top of page
Molly and Danny.jpg

MAXIMIZE YOUR IMPACT
Join the Deane Center in keeping the arts alive in our community.
Receive tax benefits and make the most of your contribution by donating non-cash assets.

donor advised solutions

image000000 (3)_edited.png

A donor-advised fund, or DAF, is like a charitable investment account to support charitable organizations you care about. When you contribute cash, securities, or other assets, you are generally eligible to take an immediate tax deduction. Then, those funds can be invested for tax-free growth, and you can recommend grants to any eligible IRS-qualified public charity.  Donor-advised funds are the fastest-growing charitable giving vehicle in the US because they are one of the easiest and most tax-advantageous ways to give to charity. 

gifting stock & Securities

Verlong THompson at the Deane Center July 2022.jpg

When you gift stocks and other securities directly to a charity, you make an outsized impact without taking money directly out of your bank account. Plus, neither you nor the charity will be taxed on the gains for appreciated assets you donate. Meet your giving goals, enjoy potential tax benefits, and contribute to the change you want to see. That's a triple-win!

Qualified Charitable Distributions

Gabe_Kat_2 (1).jpg

Qualified Charitable Distributions (QCDs) are distributions from your Individual Retirement Account (IRA) made directly to a qualified nonprofit organization without having the distribution counted as taxable income.

QCDs are also sometimes referred to as IRA Charitable Rollovers.

Currently, up to $100,000* in IRA funds can be counted as QCDs annually. For married couples, each spouse can make QCDs up to the $100,000 limit for a potential total of $200,000.

* The amount that donors can give to charity via QCD will increase by a percentage in 2024 to account for inflation.

If you are 70½ years of age or older and have a Traditional IRA, you are eligible to make a QCD.

planned giving

MEE_4353.jpg

Planned gifts can come in a variety of forms, from simple bequests to complex trusts, all with different requirements and advantages depending on your specific circumstances. However, planned gifts most commonly fall within a few categories: outright gifts of cash or non-cash assets, gifts that pay income, and more complex gifts that protect your assets. 
 
Within these broad categories, there are a few common ways to give:

Bequests

Bequests are a popular and fairly simple way to make a planned gift. These ‘outright’ gifts are charitable contributions left as a bequest in a legal will. They’re usually given as a specific amount, a remainder of your estate after other bequests have been paid, or a percentage of your total wealth.

 

Life Insurance Policies

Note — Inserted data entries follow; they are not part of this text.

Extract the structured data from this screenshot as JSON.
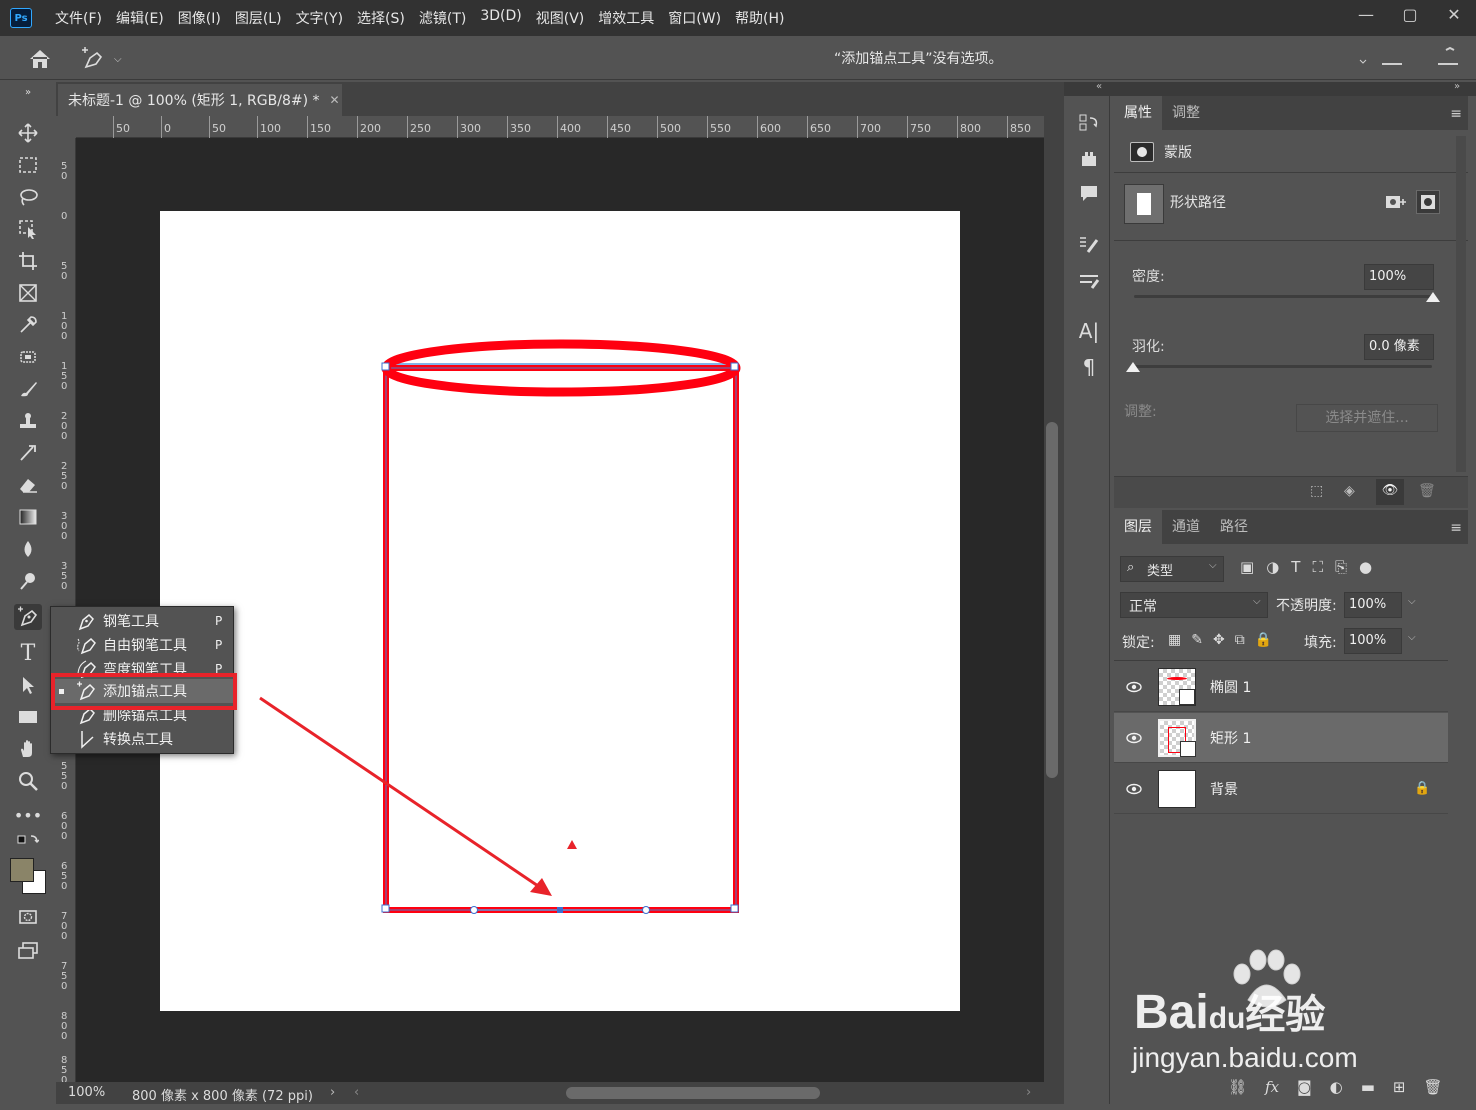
{
  "menubar": {
    "logo": "Ps",
    "items": [
      "文件(F)",
      "编辑(E)",
      "图像(I)",
      "图层(L)",
      "文字(Y)",
      "选择(S)",
      "滤镜(T)",
      "3D(D)",
      "视图(V)",
      "增效工具",
      "窗口(W)",
      "帮助(H)"
    ],
    "controls": [
      "—",
      "▢",
      "✕"
    ]
  },
  "options": {
    "message": "“添加锚点工具”没有选项。"
  },
  "document": {
    "tab_title": "未标题-1 @ 100% (矩形 1, RGB/8#) *",
    "ruler_h": [
      "50",
      "0",
      "50",
      "100",
      "150",
      "200",
      "250",
      "300",
      "350",
      "400",
      "450",
      "500",
      "550",
      "600",
      "650",
      "700",
      "750",
      "800",
      "850"
    ],
    "ruler_v": [
      "50",
      "0",
      "50",
      "100",
      "150",
      "200",
      "250",
      "300",
      "350",
      "400",
      "450",
      "500",
      "550",
      "600",
      "650",
      "700",
      "750",
      "800",
      "850"
    ],
    "zoom": "100%",
    "size_info": "800 像素 x 800 像素 (72 ppi)"
  },
  "flyout": {
    "items": [
      {
        "label": "钢笔工具",
        "key": "P",
        "icon": "pen-icon"
      },
      {
        "label": "自由钢笔工具",
        "key": "P",
        "icon": "freeform-pen-icon"
      },
      {
        "label": "弯度钢笔工具",
        "key": "P",
        "icon": "curvature-pen-icon"
      },
      {
        "label": "添加锚点工具",
        "key": "",
        "icon": "add-anchor-icon",
        "selected": true
      },
      {
        "label": "删除锚点工具",
        "key": "",
        "icon": "delete-anchor-icon"
      },
      {
        "label": "转换点工具",
        "key": "",
        "icon": "convert-point-icon"
      }
    ]
  },
  "properties": {
    "tabs": [
      "属性",
      "调整"
    ],
    "mask_label": "蒙版",
    "shape_path_label": "形状路径",
    "density_label": "密度:",
    "density_value": "100%",
    "feather_label": "羽化:",
    "feather_value": "0.0 像素",
    "adjust_label": "调整:",
    "select_mask_button": "选择并遮住..."
  },
  "layers": {
    "tabs": [
      "图层",
      "通道",
      "路径"
    ],
    "filter_label": "类型",
    "blend_mode": "正常",
    "opacity_label": "不透明度:",
    "opacity_value": "100%",
    "lock_label": "锁定:",
    "fill_label": "填充:",
    "fill_value": "100%",
    "rows": [
      {
        "name": "椭圆 1",
        "selected": false
      },
      {
        "name": "矩形 1",
        "selected": true
      },
      {
        "name": "背景",
        "selected": false,
        "locked": true
      }
    ]
  },
  "watermark": {
    "brand": "Bai",
    "brand_du": "du",
    "brand_cn": "经验",
    "url": "jingyan.baidu.com"
  },
  "colors": {
    "foreground": "#8a8468",
    "background": "#ffffff",
    "path_red": "#ff0010",
    "highlight_red": "#e8232a",
    "accent_blue": "#31a8ff"
  }
}
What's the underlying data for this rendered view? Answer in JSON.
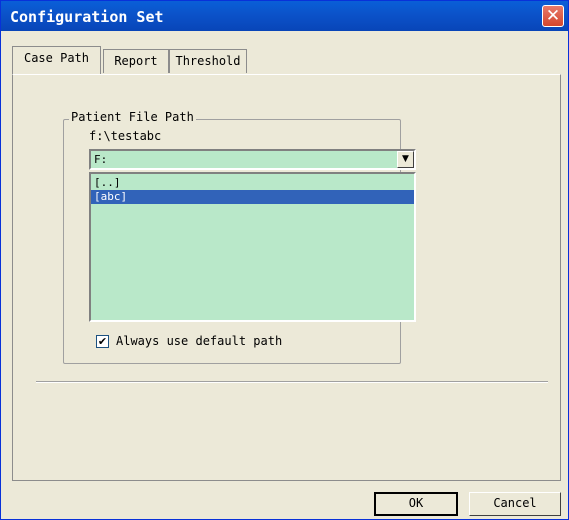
{
  "window": {
    "title": "Configuration Set",
    "close_glyph": "✕"
  },
  "tabs": [
    {
      "label": "Case Path",
      "active": true
    },
    {
      "label": "Report",
      "active": false
    },
    {
      "label": "Threshold",
      "active": false
    }
  ],
  "patient_file_path": {
    "group_label": "Patient File Path",
    "current_path": "f:\\testabc",
    "drive_select": {
      "value": "F:",
      "arrow_icon": "▼"
    },
    "directory_list": [
      {
        "label": "[..]",
        "selected": false
      },
      {
        "label": "[abc]",
        "selected": true
      }
    ],
    "always_default": {
      "label": "Always use default path",
      "checked": true,
      "mark": "✔"
    }
  },
  "buttons": {
    "ok": "OK",
    "cancel": "Cancel"
  },
  "colors": {
    "titlebar": "#0b52c9",
    "list_bg": "#b9e8c9",
    "selection": "#3163b9"
  }
}
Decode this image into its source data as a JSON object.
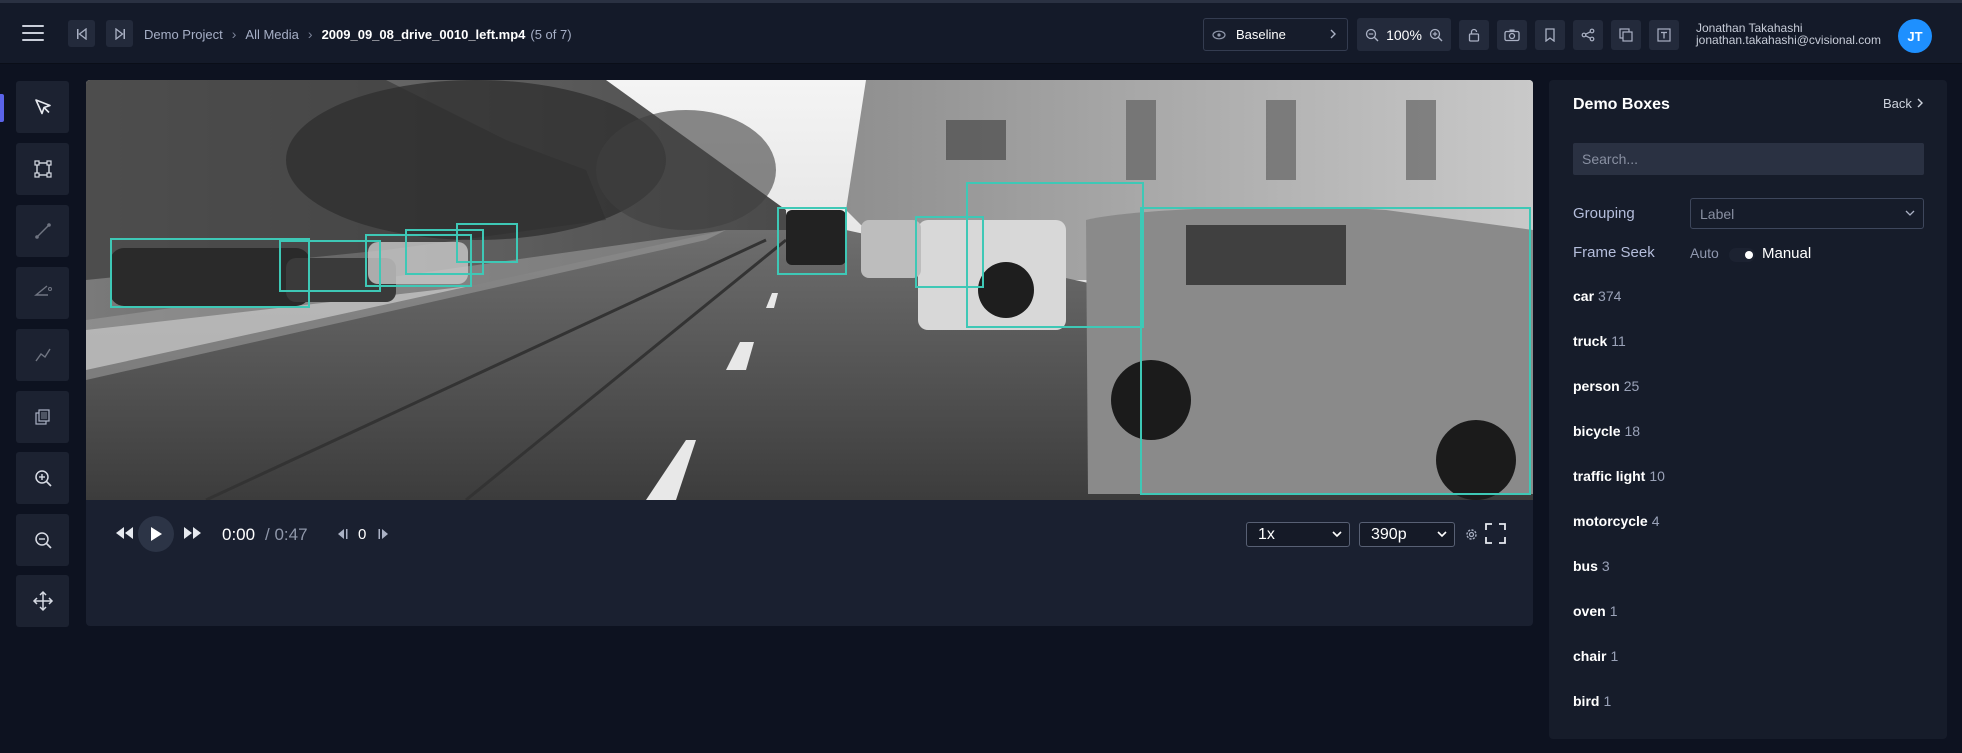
{
  "header": {
    "breadcrumb": {
      "project": "Demo Project",
      "media": "All Media",
      "file": "2009_09_08_drive_0010_left.mp4",
      "position": "(5 of 7)"
    },
    "baseline_label": "Baseline",
    "zoom_level": "100%",
    "user": {
      "name": "Jonathan Takahashi",
      "email": "jonathan.takahashi@cvisional.com",
      "initials": "JT"
    }
  },
  "toolbar": {
    "tools": [
      "select-tool-icon",
      "box-tool-icon",
      "line-tool-icon",
      "angle-tool-icon",
      "polyline-tool-icon",
      "copy-tool-icon",
      "zoom-in-icon",
      "zoom-out-icon",
      "pan-tool-icon"
    ]
  },
  "player": {
    "time_current": "0:00",
    "time_total": "/ 0:47",
    "frame": "0",
    "speed": "1x",
    "quality": "390p",
    "timeline_progress": 0.3,
    "timeline_ticks": [
      "200",
      "400",
      "600",
      "800",
      "1000",
      "1200",
      "1400"
    ]
  },
  "sidebar": {
    "title": "Demo Boxes",
    "back_label": "Back",
    "search_placeholder": "Search...",
    "grouping_label": "Grouping",
    "grouping_value": "Label",
    "frame_seek_label": "Frame Seek",
    "frame_seek_auto": "Auto",
    "frame_seek_manual": "Manual",
    "labels": [
      {
        "name": "car",
        "count": "374"
      },
      {
        "name": "truck",
        "count": "11"
      },
      {
        "name": "person",
        "count": "25"
      },
      {
        "name": "bicycle",
        "count": "18"
      },
      {
        "name": "traffic light",
        "count": "10"
      },
      {
        "name": "motorcycle",
        "count": "4"
      },
      {
        "name": "bus",
        "count": "3"
      },
      {
        "name": "oven",
        "count": "1"
      },
      {
        "name": "chair",
        "count": "1"
      },
      {
        "name": "bird",
        "count": "1"
      }
    ]
  },
  "colors": {
    "accent": "#5a63e8",
    "bbox": "#3ec8b6",
    "avatar": "#1e90ff"
  }
}
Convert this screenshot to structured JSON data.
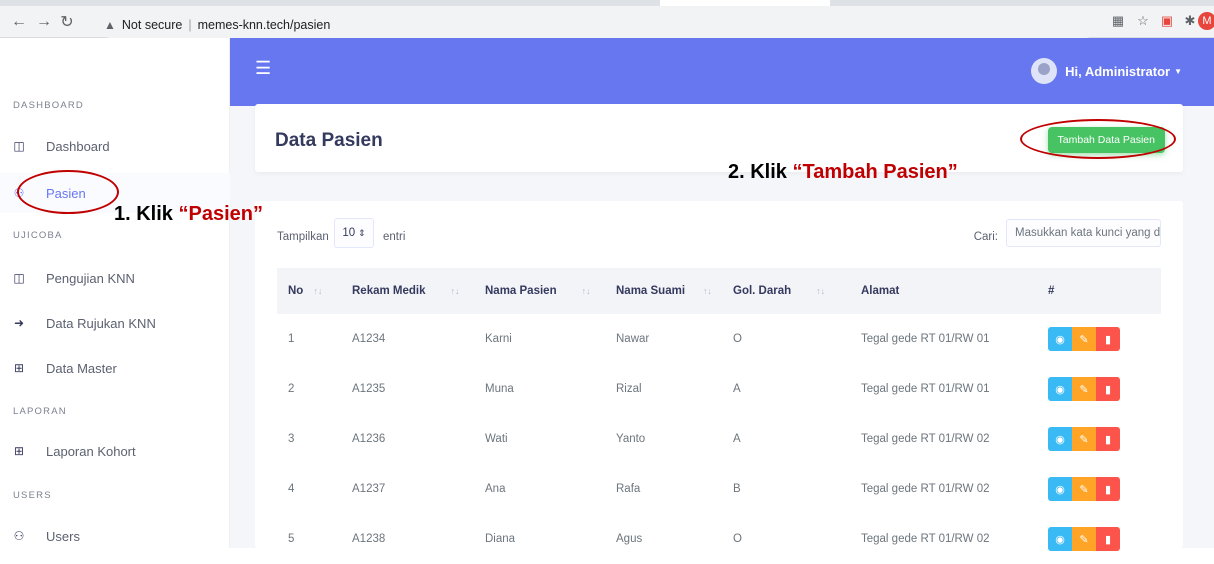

 You can donate a life insurance policy that you no longer need, or you can name a nonprofit as the beneficiary of a policy. For the gift of a paid-up policy, you will be entitled to an income tax deduction equal to the lesser of the policy's cash value or the total premiums paid. Even if you are still paying premiums on your policy, you can gift it away, and the future gifts to us to pay the premiums will be tax deductible.

Charitable gift annuities

A charitable gift annuity allows you to give a large amount of cash or securities in exchange for a fixed income payment for life. The nonprofit keeps any leftover funds as well as any income generated from investing those funds.

Charitable remainder trusts

There are a few types of charitable remainder trusts, but in each, the remaining funds go to the nonprofit after the trust is terminated. A charitable remainder annuity trust pays you a fixed amount based on a percentage of the initial assets used to fund it. A charitable remainder unitrust pays you a percentage of its principal and is revalued annually so that payments increase over time.

Charitable lead trusts

When you make this type of gift, the charitable lead trust pays an ‘income’ to the nonprofit for a specified number of years or for your lifetime. And when that term is up, the assets are given back to you or your beneficiaries.

An example of leaving a portion of your estate to the Deane Center in your will: 

"I give, devise and bequeath to the Deane Center for the Performing Arts, Inc., a Pennsylvania nonprofit corporation and a qualified 501(c)(3) organization, located in Wellsboro Pennsylvania, Federal Tax ID Number ­­­­­­­­­­­­­­­­­­20-4504896, the sum of ________ (or % of my estate), (or specified securities herein described) to be used towards its mission of providing a venue for programs and classes and offering exceptional arts and entertainment that nurture the diverse interests of Tioga County and the surrounding region for the benefit of the community and the performing arts.” **

** The forgoing is provided for general informational purposes only.  It is solely a convenience to you and does not constitute legal or other professional advice on any subject matter.  Therefore, you should not rely solely upon this information in making any decision.  Please consult with your estate planning attorney.

bottom of page